As a young Nigerian who uses Twitter and other social media apps, I am very concerned and frankly saddened by this development. Social Media over the years has changed and evolved the way we do business and relate with one another. For us in Nigeria, Twitter is our platform to demand justice, talk to our leaders, conduct business, crowdfund for the helpless, find kidnapped people, bring light to issues of assault, rape oppression and frankly anything and everything.
Twitter has become our emergency contact line. Our 911. So what does the government expect us to do? Stay muted and silent forever? This is a country where the president isn’t always available to address the citizens. The President’s aides and team actually address the citizens through Twitter. As a matter of fact, the ban on Twitter was announced ON Twitter. The Irony.
Since this ban, millions of dollars have been lost in revenue by the citizens who rely on the app’s social and digital marketing aspects. The truth is not everyone can afford VPN. The free versions open up the users to security breaches like identity and data theft. What happens to the voice of the people? What about the constitutional right to freedom of speech?
In a recent development, just days after the Twitter ban, Justice Minister Abubakar Malami ordered the prosecution of individuals who violated the ban on Twitter operations in the country. In a statement, said he has “directed for the immediate prosecution of offenders of the Federal Government ban on Twitter operations in Nigeria”, telling the public prosecutor to “swing into action”.
The national broadcasting regulator, NBC, has also been told to begin “licensing all internet streaming services and social media operations in Nigeria”.

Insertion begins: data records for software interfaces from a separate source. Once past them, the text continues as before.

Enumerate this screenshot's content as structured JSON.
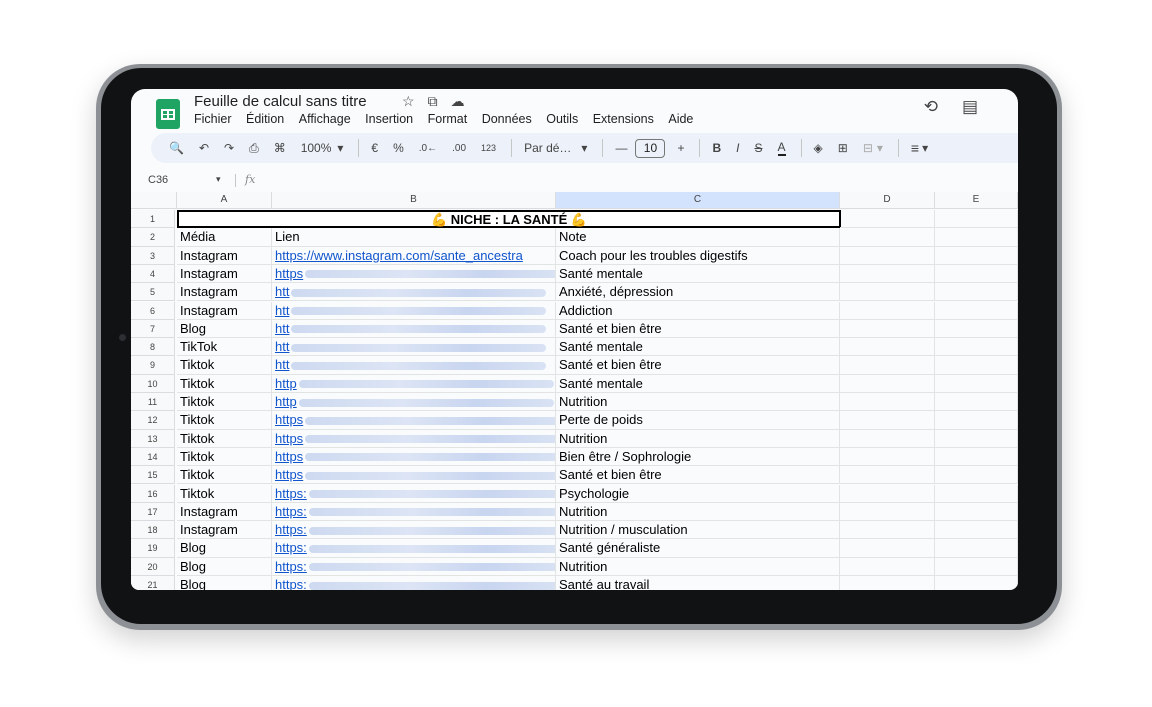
{
  "app": {
    "doc_title": "Feuille de calcul sans titre",
    "title_icons": [
      "☆",
      "⧉",
      "☁"
    ],
    "menu": [
      "Fichier",
      "Édition",
      "Affichage",
      "Insertion",
      "Format",
      "Données",
      "Outils",
      "Extensions",
      "Aide"
    ],
    "header_icons": [
      "⟲",
      "▤"
    ]
  },
  "toolbar": {
    "search": "🔍",
    "undo": "↶",
    "redo": "↷",
    "print": "⎙",
    "paint": "⌘",
    "zoom": "100%",
    "zoom_caret": "▾",
    "currency": "€",
    "percent": "%",
    "dec_minus": ".0←",
    "dec_plus": ".00",
    "num123": "123",
    "font": "Par dé…",
    "font_caret": "▾",
    "minus": "—",
    "font_size": "10",
    "plus": "+",
    "bold": "B",
    "italic": "I",
    "strike": "S",
    "text_color": "A",
    "fill": "◈",
    "borders": "⊞",
    "merge": "⊟",
    "merge_caret": "▾",
    "align": "≡",
    "align_caret": "▾"
  },
  "formula_bar": {
    "cell_ref": "C36",
    "caret": "▾",
    "fx": "fx",
    "content": ""
  },
  "columns": [
    "A",
    "B",
    "C",
    "D",
    "E"
  ],
  "selected_column": "C",
  "title_row": {
    "row_number": "1",
    "text": "💪 NICHE : LA SANTÉ 💪"
  },
  "header_row": {
    "row_number": "2",
    "a": "Média",
    "b": "Lien",
    "c": "Note"
  },
  "rows": [
    {
      "n": "3",
      "media": "Instagram",
      "link": "https://www.instagram.com/sante_ancestra",
      "note": "Coach pour les troubles digestifs"
    },
    {
      "n": "4",
      "media": "Instagram",
      "link": "https",
      "note": "Santé mentale"
    },
    {
      "n": "5",
      "media": "Instagram",
      "link": "htt",
      "note": "Anxiété, dépression"
    },
    {
      "n": "6",
      "media": "Instagram",
      "link": "htt",
      "note": "Addiction"
    },
    {
      "n": "7",
      "media": "Blog",
      "link": "htt",
      "note": "Santé et bien être"
    },
    {
      "n": "8",
      "media": "TikTok",
      "link": "htt",
      "note": "Santé mentale"
    },
    {
      "n": "9",
      "media": "Tiktok",
      "link": "htt",
      "note": "Santé et bien être"
    },
    {
      "n": "10",
      "media": "Tiktok",
      "link": "http",
      "note": "Santé mentale"
    },
    {
      "n": "11",
      "media": "Tiktok",
      "link": "http",
      "note": "Nutrition"
    },
    {
      "n": "12",
      "media": "Tiktok",
      "link": "https",
      "note": "Perte de poids"
    },
    {
      "n": "13",
      "media": "Tiktok",
      "link": "https",
      "note": "Nutrition"
    },
    {
      "n": "14",
      "media": "Tiktok",
      "link": "https",
      "note": "Bien être / Sophrologie"
    },
    {
      "n": "15",
      "media": "Tiktok",
      "link": "https",
      "note": "Santé et bien être"
    },
    {
      "n": "16",
      "media": "Tiktok",
      "link": "https:",
      "note": "Psychologie"
    },
    {
      "n": "17",
      "media": "Instagram",
      "link": "https:",
      "note": "Nutrition"
    },
    {
      "n": "18",
      "media": "Instagram",
      "link": "https:",
      "note": "Nutrition / musculation"
    },
    {
      "n": "19",
      "media": "Blog",
      "link": "https:",
      "note": "Santé généraliste"
    },
    {
      "n": "20",
      "media": "Blog",
      "link": "https:",
      "note": "Nutrition"
    },
    {
      "n": "21",
      "media": "Blog",
      "link": "https:",
      "note": "Santé au travail"
    }
  ],
  "colors": {
    "sheets_green": "#1fa463",
    "link": "#1155cc",
    "selected_header": "#d3e3fd",
    "toolbar_bg": "#edf2fa"
  }
}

So the question is, what does this mean for Nigeria’s democracy? Are we still practising democracy? It should be noted that the lawmakers both at the lower and upper houses of representatives have kept mute while all of this is happening. What happened to checks and balances? Are we in a military regime?
And Finally, Will Twitter be back? We wait as events continue to unfold.